» What is required:
Among the entries below, find the lines that hold the word "分支主题" and report them.

» Extracted information:
_ _ _

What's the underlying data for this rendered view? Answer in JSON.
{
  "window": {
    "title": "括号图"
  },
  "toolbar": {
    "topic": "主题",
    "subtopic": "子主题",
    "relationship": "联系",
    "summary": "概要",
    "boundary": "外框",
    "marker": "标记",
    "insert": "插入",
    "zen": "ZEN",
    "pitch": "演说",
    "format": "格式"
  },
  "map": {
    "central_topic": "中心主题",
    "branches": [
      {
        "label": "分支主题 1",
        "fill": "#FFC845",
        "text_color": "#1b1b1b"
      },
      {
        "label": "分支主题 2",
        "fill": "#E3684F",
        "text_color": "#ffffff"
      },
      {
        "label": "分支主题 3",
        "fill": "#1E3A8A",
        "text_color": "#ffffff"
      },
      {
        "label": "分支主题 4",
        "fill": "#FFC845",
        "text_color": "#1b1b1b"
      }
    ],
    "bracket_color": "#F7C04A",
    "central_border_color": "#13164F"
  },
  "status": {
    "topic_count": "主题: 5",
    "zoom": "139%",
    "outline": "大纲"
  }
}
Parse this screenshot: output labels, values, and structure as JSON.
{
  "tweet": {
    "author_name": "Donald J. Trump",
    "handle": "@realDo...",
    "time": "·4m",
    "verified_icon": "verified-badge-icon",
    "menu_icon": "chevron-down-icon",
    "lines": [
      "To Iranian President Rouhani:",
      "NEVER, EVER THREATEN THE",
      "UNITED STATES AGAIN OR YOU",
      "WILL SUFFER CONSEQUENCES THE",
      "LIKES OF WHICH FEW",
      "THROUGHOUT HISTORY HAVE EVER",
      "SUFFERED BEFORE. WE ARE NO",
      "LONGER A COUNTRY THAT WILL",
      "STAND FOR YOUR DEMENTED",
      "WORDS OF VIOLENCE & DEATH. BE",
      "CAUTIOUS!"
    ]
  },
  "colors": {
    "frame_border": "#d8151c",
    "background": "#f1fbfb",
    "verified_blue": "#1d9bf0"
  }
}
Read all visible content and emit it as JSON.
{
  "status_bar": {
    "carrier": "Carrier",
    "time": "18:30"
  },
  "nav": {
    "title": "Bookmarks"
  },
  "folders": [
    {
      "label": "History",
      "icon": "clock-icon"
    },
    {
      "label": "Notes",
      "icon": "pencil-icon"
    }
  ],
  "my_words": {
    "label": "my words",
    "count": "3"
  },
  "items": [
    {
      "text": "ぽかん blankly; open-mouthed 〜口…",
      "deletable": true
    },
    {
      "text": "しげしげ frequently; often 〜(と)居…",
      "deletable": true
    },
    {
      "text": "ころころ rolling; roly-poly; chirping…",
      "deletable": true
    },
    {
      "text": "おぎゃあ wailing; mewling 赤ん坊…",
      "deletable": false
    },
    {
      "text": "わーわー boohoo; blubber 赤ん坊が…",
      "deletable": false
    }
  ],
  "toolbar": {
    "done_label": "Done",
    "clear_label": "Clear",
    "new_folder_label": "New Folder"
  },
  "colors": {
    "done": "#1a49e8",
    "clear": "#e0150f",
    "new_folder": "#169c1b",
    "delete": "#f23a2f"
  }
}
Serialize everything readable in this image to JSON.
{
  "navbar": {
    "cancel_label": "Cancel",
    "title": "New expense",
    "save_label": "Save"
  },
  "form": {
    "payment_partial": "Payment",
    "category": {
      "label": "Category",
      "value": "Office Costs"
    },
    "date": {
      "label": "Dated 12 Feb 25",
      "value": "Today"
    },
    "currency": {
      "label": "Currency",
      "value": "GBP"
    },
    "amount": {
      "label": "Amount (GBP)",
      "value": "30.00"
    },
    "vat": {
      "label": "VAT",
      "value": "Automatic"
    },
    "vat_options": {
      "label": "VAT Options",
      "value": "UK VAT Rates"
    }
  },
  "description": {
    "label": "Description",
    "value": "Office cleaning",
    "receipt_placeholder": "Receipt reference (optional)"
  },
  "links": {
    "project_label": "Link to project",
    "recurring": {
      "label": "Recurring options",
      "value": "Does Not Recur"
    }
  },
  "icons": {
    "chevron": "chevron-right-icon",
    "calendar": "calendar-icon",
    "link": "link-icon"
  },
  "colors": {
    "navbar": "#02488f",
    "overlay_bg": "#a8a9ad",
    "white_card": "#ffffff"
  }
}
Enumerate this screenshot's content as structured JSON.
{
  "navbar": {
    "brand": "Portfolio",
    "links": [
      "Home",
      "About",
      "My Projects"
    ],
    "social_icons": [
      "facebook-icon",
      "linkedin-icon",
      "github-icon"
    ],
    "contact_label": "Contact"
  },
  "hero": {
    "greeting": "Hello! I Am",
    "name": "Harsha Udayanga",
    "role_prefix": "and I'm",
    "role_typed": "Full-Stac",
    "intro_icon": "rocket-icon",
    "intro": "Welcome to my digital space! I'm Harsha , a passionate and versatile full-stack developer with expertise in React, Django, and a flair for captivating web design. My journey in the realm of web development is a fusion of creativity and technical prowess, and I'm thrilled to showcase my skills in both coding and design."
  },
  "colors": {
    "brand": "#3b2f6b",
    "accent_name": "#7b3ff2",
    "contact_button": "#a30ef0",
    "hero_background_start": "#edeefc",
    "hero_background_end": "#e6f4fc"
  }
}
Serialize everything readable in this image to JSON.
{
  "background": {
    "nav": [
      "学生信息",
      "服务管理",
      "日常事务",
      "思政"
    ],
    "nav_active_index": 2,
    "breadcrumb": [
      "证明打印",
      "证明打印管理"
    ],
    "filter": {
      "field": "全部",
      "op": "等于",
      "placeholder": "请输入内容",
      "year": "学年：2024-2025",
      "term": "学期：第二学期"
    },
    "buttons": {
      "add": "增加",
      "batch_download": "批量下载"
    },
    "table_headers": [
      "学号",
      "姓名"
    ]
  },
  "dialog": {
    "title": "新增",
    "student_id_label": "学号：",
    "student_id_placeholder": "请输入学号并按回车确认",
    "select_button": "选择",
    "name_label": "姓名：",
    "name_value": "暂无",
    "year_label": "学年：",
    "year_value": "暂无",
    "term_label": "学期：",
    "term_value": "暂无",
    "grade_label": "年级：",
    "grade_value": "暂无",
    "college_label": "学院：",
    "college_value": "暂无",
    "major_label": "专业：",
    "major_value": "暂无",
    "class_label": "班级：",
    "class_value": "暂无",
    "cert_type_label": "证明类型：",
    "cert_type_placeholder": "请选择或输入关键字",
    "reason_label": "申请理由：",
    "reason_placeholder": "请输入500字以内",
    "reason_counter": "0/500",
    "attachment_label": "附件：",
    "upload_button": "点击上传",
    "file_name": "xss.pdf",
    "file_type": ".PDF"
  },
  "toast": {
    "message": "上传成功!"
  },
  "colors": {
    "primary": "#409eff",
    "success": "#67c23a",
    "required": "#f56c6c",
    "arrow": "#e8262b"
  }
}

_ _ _

» Task response:
        "label": "分支主题 1",
        "label": "分支主题 2",
        "label": "分支主题 3",
        "label": "分支主题 4",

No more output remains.